Tim Kreider, the author of We Learn Nothing, a collection of essays and cartoons, put it this way in a 2012 Opinion Column in the New York Times, “The ‘Busy’ Trap:”5 “Idleness is not a vacation, an indulgence or a vice. It is as indispensable to the brain as vitamin D is to the body, and deprived of it we suffer a mental affliction as disfiguring as rickets. The space and quiet that idleness provides is a necessary condition for standing back from life and seeing it whole, for making unexpected connections and waiting for the wild summer lightning strikes of inspiration — it is, paradoxically necessary to getting any work done.”
So, I urge you to begin the practice of being still to give your brain some downtime. Divide your morning (and your afternoon) into two major chunks with a good-sized break in between and take a real non-working lunch. This might be a very effective way for you to begin the New Year.
To get yourself started, you might take your 2020 calendar now and for each day mark off four major blocks, say 90 minutes each, with 30-minute blocks between each of these longer blocks and at the end of the day. You can use a whole large block for your project work, for a single long meeting, or for multiple smaller ones. And use the smaller ones to get out of your chair, to refill your water bottle or get coffee/tea, take a short walk or for short conversations with people you encounter. Making these changes will be very hard, you will likely fall-off-the-wagon soon after you start. Get up and try again.
If you do this, I believe that you’ll see a significant overall energy increase, more results, and no overall loss in productivity. I challenge you to give it a try. And, do let me know how it works out.
Make it a great week for your team and for you. . . . jim
Jim Bruce is a Senior Fellow and Executive Coach at MOR Associates. He previously was Professor of Electrical Engineering, and Vice President for Information Systems and CIO at the Massachusetts Institute of Technology, Cambridge, MA.
- Marty Jordan, Be still and be a better leader, Linkage Leadership Insights Blog, March 18, 2015.
- Timothy D. Wilson, David A. Reinhard, Erin C. Westgate, Daniel T. Gilbert, Nicole Ellerbeck, Cheryl Hahn, Casey L. Brown, Adi Shaked, Just think: The challenges of the disengaged mind, Science, 2014.
- Tony Schwartz, Relax! You’ll Be More Productive, The New York Times, Sunday Review, February 9, 2013.
- Brad Buzzard, Avoid Burnout and Increase Awareness Using Ultradian Rhythms, medium.com.

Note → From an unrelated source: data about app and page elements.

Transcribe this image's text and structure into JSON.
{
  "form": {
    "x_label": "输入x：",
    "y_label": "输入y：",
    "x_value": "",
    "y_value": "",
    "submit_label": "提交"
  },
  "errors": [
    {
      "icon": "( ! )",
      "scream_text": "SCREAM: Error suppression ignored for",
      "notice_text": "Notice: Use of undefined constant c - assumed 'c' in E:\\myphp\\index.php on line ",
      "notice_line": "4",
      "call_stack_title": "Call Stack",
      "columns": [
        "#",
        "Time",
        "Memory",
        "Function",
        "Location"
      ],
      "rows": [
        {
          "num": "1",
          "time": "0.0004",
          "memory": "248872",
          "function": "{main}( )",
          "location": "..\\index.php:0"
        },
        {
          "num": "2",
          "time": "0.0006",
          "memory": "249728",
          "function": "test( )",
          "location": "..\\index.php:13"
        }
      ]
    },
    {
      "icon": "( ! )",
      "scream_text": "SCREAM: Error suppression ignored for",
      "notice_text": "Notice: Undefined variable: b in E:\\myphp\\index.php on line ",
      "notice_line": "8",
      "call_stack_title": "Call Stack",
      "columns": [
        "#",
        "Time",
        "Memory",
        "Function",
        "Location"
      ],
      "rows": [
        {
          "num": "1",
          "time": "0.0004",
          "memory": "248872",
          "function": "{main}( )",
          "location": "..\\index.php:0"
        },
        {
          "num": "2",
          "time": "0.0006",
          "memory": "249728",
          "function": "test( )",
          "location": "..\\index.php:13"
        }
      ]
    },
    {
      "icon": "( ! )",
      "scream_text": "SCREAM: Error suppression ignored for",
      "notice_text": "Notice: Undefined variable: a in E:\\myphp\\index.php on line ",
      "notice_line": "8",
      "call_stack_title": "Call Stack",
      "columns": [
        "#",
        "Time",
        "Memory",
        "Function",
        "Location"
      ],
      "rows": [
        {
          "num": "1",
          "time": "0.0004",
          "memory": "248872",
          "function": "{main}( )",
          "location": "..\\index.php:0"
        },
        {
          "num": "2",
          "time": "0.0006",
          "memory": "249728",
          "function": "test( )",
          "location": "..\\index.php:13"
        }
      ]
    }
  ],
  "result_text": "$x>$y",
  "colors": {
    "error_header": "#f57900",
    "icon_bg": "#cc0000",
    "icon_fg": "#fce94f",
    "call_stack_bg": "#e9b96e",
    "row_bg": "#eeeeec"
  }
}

- Tim Kreider, The “Busy” Trap, The New York Times, Opinion Pages, June 30, 2012.
Note: This essay draws on material contained in prior Tuesday Readings on the subject.